▶ [What the task requires] Look through the records and report how many lines include the word "number", with no other words.

——

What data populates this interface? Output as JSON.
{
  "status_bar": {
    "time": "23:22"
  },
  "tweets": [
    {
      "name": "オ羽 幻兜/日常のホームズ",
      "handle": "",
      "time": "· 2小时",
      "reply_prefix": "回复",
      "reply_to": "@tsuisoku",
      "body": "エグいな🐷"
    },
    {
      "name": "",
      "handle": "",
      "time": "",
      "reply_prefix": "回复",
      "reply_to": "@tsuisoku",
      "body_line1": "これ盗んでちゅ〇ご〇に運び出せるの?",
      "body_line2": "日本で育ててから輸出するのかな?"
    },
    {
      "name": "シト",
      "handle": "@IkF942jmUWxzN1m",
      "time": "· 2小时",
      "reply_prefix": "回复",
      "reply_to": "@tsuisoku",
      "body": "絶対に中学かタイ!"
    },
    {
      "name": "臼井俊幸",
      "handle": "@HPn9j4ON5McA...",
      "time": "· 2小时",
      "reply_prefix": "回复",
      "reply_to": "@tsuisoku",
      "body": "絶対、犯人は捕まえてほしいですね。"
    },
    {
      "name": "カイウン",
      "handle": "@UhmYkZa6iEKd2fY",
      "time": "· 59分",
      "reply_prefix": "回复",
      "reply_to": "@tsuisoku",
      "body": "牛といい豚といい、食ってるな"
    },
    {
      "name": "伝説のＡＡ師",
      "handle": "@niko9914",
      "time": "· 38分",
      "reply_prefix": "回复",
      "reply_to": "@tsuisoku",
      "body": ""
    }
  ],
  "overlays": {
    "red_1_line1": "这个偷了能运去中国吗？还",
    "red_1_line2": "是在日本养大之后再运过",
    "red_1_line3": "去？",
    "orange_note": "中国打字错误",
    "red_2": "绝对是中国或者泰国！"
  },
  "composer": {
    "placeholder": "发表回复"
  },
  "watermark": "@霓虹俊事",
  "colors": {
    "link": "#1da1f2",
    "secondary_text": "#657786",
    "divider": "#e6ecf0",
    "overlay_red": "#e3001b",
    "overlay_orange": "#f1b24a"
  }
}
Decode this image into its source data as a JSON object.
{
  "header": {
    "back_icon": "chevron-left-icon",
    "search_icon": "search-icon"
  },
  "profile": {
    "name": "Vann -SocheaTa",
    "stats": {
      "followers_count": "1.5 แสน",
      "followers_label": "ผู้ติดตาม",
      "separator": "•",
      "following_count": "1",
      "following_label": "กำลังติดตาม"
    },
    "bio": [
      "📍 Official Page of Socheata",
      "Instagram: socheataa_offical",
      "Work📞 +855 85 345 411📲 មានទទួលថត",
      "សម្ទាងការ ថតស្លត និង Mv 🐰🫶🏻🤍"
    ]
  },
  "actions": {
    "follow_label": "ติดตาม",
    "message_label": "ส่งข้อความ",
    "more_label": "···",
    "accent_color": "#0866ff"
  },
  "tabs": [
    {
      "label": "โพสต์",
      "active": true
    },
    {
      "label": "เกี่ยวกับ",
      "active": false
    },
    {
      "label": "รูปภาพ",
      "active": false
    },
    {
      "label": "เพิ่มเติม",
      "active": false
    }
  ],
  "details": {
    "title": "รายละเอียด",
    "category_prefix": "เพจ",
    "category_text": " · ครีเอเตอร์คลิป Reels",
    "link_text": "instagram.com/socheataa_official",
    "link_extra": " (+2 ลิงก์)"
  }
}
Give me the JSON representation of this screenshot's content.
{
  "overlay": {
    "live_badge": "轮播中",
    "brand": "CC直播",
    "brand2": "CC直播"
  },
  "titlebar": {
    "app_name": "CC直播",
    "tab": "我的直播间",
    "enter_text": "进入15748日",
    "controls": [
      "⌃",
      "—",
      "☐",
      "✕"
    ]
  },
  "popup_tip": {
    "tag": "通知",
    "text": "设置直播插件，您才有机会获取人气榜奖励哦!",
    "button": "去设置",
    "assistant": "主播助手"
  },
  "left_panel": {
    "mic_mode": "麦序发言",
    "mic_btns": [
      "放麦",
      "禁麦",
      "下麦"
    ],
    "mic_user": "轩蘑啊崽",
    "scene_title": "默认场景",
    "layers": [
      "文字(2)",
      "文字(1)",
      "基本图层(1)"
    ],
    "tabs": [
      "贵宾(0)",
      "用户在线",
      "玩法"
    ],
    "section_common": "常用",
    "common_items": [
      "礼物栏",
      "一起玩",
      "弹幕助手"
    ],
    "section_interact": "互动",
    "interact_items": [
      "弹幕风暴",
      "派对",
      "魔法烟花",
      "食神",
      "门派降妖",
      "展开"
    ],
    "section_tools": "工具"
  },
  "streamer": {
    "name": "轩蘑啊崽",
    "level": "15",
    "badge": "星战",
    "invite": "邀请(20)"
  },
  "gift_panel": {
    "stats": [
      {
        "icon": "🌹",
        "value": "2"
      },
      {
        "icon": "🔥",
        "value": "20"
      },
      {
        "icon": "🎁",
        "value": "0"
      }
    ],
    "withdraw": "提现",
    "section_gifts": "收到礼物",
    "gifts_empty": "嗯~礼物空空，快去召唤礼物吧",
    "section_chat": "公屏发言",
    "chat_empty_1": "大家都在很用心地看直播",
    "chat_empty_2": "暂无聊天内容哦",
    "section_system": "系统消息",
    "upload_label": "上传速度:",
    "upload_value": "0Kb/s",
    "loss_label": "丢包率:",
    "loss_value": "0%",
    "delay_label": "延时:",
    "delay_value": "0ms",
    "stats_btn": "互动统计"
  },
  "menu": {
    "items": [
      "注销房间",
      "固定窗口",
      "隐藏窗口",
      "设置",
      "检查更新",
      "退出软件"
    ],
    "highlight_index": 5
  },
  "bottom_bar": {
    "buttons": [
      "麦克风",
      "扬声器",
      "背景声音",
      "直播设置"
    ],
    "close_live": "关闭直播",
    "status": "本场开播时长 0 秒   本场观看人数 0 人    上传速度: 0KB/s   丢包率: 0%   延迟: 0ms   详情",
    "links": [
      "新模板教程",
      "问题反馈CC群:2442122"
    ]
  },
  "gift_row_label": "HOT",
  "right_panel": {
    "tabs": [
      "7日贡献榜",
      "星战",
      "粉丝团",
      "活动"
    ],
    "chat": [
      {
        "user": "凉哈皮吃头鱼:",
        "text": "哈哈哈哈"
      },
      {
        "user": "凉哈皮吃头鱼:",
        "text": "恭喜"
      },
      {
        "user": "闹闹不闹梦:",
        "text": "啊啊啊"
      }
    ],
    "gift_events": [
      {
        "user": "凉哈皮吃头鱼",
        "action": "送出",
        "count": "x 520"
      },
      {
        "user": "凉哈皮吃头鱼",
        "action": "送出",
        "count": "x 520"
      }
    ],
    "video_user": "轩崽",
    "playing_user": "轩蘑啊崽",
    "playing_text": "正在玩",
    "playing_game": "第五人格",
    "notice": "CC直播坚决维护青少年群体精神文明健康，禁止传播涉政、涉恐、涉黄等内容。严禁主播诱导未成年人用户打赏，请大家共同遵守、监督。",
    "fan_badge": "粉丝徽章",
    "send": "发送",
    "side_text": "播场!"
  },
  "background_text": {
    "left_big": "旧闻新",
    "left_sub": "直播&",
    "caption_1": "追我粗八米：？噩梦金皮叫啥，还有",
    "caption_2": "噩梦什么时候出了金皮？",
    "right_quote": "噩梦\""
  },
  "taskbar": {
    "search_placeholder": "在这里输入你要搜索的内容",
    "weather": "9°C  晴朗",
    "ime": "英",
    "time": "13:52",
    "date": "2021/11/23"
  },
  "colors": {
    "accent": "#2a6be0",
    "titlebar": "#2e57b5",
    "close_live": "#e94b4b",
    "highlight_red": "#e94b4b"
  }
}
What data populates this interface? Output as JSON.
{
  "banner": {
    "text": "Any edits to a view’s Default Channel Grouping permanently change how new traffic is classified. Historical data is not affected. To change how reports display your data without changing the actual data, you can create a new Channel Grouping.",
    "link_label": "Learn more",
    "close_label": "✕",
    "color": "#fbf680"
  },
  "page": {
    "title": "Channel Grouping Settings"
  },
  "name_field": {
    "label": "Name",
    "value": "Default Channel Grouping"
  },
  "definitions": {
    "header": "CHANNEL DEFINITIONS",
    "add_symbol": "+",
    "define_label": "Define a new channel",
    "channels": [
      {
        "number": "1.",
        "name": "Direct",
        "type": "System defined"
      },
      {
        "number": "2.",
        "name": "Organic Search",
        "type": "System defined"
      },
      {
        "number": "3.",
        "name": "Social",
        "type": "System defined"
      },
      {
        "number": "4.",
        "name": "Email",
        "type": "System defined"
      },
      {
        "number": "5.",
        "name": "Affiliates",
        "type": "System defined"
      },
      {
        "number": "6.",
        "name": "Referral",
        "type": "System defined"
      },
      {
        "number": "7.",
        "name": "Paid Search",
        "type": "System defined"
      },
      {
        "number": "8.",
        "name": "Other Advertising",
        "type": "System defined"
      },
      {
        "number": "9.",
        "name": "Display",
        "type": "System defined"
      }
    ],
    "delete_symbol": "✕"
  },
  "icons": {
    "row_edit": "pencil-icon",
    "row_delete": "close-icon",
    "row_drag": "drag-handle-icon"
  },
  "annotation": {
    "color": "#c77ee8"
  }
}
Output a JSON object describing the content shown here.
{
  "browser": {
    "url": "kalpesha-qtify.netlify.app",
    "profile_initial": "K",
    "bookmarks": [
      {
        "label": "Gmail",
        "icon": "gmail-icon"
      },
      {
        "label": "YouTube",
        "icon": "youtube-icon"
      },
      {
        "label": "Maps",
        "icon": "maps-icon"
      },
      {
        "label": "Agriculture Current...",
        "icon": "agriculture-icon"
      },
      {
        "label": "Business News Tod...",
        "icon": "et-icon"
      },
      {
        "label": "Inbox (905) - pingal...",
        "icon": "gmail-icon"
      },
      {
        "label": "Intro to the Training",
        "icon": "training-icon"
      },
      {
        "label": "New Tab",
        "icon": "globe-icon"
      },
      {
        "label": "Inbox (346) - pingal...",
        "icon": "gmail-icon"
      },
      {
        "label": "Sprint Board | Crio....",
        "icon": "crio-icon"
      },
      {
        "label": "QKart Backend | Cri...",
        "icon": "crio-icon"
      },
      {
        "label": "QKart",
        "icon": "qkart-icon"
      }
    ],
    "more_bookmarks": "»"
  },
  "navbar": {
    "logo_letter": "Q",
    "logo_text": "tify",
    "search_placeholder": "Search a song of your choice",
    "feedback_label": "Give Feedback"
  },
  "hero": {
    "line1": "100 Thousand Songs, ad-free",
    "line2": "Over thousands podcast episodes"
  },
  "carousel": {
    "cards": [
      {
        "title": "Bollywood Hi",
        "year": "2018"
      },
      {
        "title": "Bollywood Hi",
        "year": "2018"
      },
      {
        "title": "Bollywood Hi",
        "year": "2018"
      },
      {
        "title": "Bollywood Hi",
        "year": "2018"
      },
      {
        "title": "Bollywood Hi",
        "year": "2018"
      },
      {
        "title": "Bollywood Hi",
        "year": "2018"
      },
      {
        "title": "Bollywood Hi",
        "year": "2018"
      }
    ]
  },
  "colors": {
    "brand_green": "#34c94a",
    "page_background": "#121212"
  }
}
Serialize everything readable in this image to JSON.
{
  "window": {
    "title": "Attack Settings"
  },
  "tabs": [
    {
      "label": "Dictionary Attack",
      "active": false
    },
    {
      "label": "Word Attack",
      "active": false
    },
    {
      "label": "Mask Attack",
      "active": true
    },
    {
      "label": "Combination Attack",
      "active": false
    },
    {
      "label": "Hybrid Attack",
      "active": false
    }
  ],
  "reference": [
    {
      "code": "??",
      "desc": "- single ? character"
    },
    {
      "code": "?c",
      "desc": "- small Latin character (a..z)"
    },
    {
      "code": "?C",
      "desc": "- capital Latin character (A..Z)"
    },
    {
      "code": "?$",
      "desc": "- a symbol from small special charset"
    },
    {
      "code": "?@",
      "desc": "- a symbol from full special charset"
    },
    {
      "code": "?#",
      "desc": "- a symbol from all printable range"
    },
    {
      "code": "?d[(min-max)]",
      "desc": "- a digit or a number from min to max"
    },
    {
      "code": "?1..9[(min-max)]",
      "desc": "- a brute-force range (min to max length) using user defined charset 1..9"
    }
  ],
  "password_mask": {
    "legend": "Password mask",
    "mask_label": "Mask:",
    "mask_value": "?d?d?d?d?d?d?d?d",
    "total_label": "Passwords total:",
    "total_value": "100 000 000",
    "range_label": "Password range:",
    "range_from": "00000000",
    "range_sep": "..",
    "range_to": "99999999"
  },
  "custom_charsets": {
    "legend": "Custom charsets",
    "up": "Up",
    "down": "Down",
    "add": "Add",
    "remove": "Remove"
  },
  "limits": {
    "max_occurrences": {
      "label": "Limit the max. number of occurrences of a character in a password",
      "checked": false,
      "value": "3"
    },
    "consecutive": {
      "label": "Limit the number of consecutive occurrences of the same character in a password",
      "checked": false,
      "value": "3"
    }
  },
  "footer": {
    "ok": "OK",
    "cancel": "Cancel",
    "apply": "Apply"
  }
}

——

▶ [Reply] 12